Incubators as Catalysts for Innovation
Updated: Jan 9
Executive Summary This report is part of a study that CIIE.CO, the Innovation Continuum, and Economic Research Institute of ASEAN and East Asia (ERIA) are conducting to open collaboration and peer learning between India and the Association of Southeast Asian Nations (ASEAN) and share knowledge and tools relevant to entrepreneurship ecosystems in South Asia. It dives into the evolution of the incubation ecosystem in India and ASEAN and presents a comparative analysis of some of the major policies. This report is based on the joint roundtable held by CIIE.CO and ERIA on ‘Incubators as Catalysts for Innovation’, as well as previous research by both organisations on incubators in their respective countries and/or regions.
The Indian startup ecosystem went through an evolution in three phases. Phase 1 began in the early 2000s with a focus on commercialisation of technology. Phase 2 came around 2008 when Internet 2.0 came into the picture, which shifted focus beyond research and towards tech startups. Phase 3 began in 2016, when the government developed the startup policy. The ecosystem has grown multifold between 2016–2021 with more than 40 startups that reached a valuation of US$1 billion (or unicorns) emerging only in 2021.
The innovation and entrepreneurship ecosystem in Southeast Asia is maturing, as evidenced by the increasing number of exits and a growing number of unicorns mainly in four ASEAN Member States: five in Indonesia, four in Singapore, two in Viet Nam, and one in Malaysia (Ajmone Marsan, Sabrina, and Jin, 2021). During 2023–2025, 700+ are expected to exit, mainly through mergers and acquisitions and initial public offerings through the Special Purpose Acquisition Company.

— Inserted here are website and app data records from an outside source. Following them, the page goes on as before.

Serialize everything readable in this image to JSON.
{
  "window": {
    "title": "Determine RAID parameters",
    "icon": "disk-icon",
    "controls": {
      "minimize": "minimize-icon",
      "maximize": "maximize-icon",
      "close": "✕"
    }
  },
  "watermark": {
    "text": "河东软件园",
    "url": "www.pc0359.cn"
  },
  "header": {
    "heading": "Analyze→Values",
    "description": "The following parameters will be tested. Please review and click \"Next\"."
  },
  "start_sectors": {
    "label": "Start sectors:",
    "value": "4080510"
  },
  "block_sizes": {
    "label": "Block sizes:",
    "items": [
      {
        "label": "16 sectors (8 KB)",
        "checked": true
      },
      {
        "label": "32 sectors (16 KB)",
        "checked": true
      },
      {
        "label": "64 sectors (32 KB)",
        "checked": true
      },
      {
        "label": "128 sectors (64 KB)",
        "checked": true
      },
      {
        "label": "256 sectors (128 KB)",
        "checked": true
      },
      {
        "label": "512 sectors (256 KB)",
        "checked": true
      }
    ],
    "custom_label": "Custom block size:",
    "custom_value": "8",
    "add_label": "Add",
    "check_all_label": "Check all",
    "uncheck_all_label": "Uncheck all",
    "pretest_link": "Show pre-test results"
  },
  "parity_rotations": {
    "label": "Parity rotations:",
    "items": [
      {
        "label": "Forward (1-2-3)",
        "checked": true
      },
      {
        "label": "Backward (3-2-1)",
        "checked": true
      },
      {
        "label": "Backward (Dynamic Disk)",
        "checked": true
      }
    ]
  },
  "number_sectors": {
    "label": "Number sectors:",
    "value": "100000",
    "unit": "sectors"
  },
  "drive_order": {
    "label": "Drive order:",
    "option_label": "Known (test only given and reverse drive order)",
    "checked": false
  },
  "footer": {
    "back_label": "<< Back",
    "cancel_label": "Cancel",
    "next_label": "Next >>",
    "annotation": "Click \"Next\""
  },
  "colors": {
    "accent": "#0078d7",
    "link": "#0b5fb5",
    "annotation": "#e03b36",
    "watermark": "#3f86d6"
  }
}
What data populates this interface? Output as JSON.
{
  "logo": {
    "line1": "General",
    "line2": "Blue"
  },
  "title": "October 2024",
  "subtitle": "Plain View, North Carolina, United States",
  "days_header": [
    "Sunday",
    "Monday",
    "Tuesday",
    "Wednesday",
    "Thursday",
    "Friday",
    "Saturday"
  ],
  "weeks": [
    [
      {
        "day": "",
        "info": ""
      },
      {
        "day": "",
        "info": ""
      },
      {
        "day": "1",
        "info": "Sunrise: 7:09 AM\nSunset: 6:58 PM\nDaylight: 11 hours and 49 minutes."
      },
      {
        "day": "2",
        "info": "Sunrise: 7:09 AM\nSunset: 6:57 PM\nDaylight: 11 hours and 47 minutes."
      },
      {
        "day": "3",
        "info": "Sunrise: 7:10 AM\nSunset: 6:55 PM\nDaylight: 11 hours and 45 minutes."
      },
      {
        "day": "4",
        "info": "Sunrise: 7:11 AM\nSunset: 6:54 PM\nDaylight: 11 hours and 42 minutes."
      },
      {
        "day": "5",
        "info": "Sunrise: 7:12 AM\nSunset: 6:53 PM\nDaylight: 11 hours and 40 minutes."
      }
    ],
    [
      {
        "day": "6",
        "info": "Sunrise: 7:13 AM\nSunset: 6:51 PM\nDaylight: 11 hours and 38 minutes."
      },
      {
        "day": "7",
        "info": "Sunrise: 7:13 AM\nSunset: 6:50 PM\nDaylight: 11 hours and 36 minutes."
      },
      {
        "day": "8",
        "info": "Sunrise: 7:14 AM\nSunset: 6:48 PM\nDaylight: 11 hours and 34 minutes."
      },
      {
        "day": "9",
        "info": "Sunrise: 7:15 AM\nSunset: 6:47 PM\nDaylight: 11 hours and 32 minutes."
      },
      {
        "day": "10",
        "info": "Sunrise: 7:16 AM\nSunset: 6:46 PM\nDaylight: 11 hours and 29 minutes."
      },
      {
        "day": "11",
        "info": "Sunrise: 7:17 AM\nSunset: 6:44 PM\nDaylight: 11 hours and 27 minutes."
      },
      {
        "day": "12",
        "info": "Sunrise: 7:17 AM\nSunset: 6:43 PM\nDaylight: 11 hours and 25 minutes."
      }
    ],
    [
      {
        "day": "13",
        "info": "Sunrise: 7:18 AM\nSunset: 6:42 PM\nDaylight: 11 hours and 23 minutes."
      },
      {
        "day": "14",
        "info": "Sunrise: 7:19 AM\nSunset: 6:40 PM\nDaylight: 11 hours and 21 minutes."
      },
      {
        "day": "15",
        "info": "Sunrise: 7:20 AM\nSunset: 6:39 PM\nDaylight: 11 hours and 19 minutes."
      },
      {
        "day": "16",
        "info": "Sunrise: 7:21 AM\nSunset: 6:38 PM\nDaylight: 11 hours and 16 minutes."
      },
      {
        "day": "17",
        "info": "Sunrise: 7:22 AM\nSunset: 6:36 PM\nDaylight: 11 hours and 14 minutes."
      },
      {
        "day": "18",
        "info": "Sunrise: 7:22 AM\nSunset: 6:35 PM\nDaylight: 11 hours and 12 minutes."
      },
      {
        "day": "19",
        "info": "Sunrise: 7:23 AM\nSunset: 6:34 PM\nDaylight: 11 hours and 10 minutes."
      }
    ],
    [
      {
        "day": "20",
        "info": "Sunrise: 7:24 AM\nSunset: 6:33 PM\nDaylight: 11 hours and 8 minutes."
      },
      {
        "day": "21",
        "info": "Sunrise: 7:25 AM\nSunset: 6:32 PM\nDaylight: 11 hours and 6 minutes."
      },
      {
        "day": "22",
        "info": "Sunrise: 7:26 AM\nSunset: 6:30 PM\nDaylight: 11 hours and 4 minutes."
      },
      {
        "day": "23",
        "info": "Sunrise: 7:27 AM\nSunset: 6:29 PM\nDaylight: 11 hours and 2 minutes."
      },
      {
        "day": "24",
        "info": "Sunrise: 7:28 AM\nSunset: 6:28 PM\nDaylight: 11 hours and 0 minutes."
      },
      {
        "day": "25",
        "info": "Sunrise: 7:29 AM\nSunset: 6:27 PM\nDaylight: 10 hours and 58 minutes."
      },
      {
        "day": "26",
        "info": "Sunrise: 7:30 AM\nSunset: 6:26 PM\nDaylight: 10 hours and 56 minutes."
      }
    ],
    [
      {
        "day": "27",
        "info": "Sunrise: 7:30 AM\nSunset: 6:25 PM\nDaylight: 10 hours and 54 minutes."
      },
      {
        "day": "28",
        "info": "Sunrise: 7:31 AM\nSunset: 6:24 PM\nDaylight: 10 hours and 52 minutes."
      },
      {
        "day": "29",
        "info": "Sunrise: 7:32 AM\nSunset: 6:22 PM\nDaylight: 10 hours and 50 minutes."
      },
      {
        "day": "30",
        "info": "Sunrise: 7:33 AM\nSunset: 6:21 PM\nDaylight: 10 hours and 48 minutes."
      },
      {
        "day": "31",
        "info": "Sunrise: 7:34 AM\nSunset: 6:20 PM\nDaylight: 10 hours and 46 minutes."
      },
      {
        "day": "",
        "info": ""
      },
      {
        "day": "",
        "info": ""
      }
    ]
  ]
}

Even though countries in Southeast Asia are at different stages of development, because of the maturing ecosystem, there are also more venture capital and resources available in Southeast Asia.
Per Chintan Vaishnav of Atal Innovation Mission (AIM), ‘The innovation ecosystem in India is a transducer with creativity as input and innovation and entrepreneurship as output.’
Where there is a lack of funding, there is a lot of innovation focused on solving bigger problems and supporting local communities. There are examples of startups in rural areas that have thrived over bigger brands in Southeast Asia because they are locally driven and focused on providing value to their customers.
Funding agencies should consider the three Cs for incubation programmes:
Capital. There should be enough for the incubator to cover expenses, grow, and become sustainable in the long run.
Connections. Incubators should be able to connect the entrepreneurs to the right people. The incubation manager should be well-connected in their respective region.
Competency. To help and support startups, an incubator itself needs to have certain competencies and expertise, especially in operational areas such as human resources, compliances.